#### Source information ####
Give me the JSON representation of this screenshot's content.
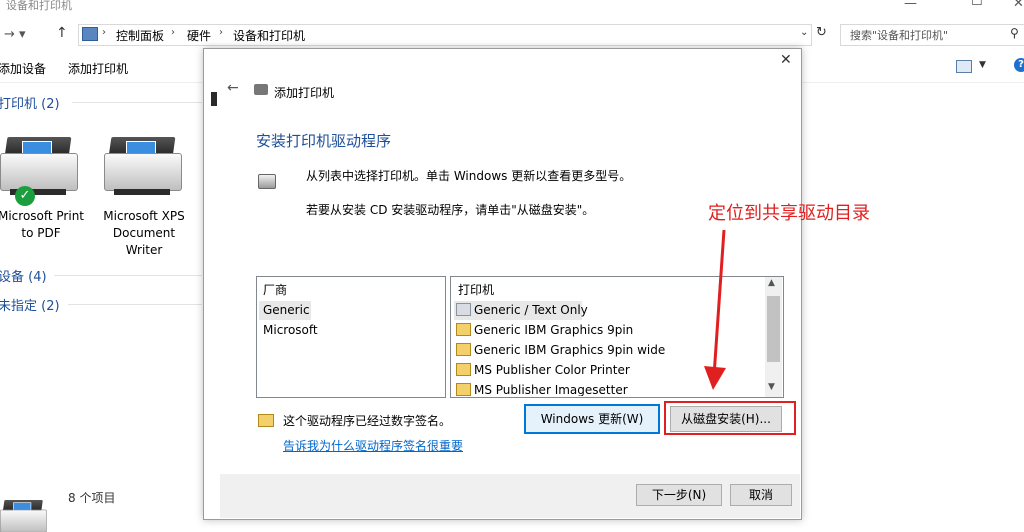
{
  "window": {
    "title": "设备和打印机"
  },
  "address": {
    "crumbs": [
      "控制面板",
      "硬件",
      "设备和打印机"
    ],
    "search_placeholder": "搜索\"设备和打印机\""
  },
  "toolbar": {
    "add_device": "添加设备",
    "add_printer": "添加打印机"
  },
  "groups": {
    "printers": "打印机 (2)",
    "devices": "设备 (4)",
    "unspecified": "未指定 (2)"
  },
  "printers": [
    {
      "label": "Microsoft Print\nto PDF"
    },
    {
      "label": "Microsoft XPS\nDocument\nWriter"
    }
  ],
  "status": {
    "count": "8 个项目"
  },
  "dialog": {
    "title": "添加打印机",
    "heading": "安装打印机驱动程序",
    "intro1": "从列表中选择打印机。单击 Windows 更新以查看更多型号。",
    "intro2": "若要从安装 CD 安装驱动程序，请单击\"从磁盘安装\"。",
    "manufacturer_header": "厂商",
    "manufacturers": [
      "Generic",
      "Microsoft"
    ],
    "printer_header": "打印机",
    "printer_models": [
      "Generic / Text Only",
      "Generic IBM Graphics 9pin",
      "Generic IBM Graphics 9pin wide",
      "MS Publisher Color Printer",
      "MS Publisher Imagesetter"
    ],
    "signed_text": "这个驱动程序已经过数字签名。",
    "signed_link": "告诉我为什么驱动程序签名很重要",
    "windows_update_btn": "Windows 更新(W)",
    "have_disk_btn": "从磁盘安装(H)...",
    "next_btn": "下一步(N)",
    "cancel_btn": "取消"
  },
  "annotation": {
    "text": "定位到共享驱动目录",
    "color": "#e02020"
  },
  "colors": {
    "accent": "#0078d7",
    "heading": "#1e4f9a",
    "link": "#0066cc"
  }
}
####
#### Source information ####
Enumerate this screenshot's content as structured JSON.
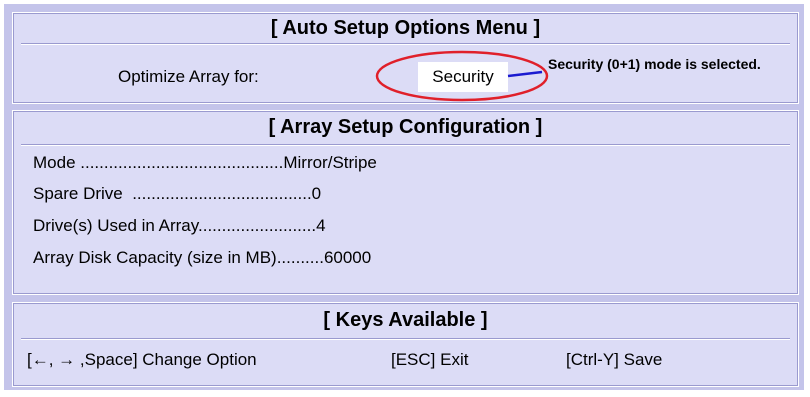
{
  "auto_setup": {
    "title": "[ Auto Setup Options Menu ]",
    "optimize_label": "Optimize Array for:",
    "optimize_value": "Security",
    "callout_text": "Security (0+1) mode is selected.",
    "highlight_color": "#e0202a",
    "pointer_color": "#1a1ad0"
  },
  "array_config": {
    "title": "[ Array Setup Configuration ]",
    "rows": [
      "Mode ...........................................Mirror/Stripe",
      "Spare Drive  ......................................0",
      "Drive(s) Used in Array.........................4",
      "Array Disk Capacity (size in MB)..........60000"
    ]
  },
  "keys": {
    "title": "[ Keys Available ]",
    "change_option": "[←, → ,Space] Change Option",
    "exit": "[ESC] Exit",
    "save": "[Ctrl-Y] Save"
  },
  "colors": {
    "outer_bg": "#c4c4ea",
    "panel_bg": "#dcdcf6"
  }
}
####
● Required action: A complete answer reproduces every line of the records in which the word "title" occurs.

● Answer to this task:
    "title": "设备和打印机"
    "title": "添加打印机",
    "title": "[ Auto Setup Options Menu ]",
    "title": "[ Array Setup Configuration ]",
    "title": "[ Keys Available ]",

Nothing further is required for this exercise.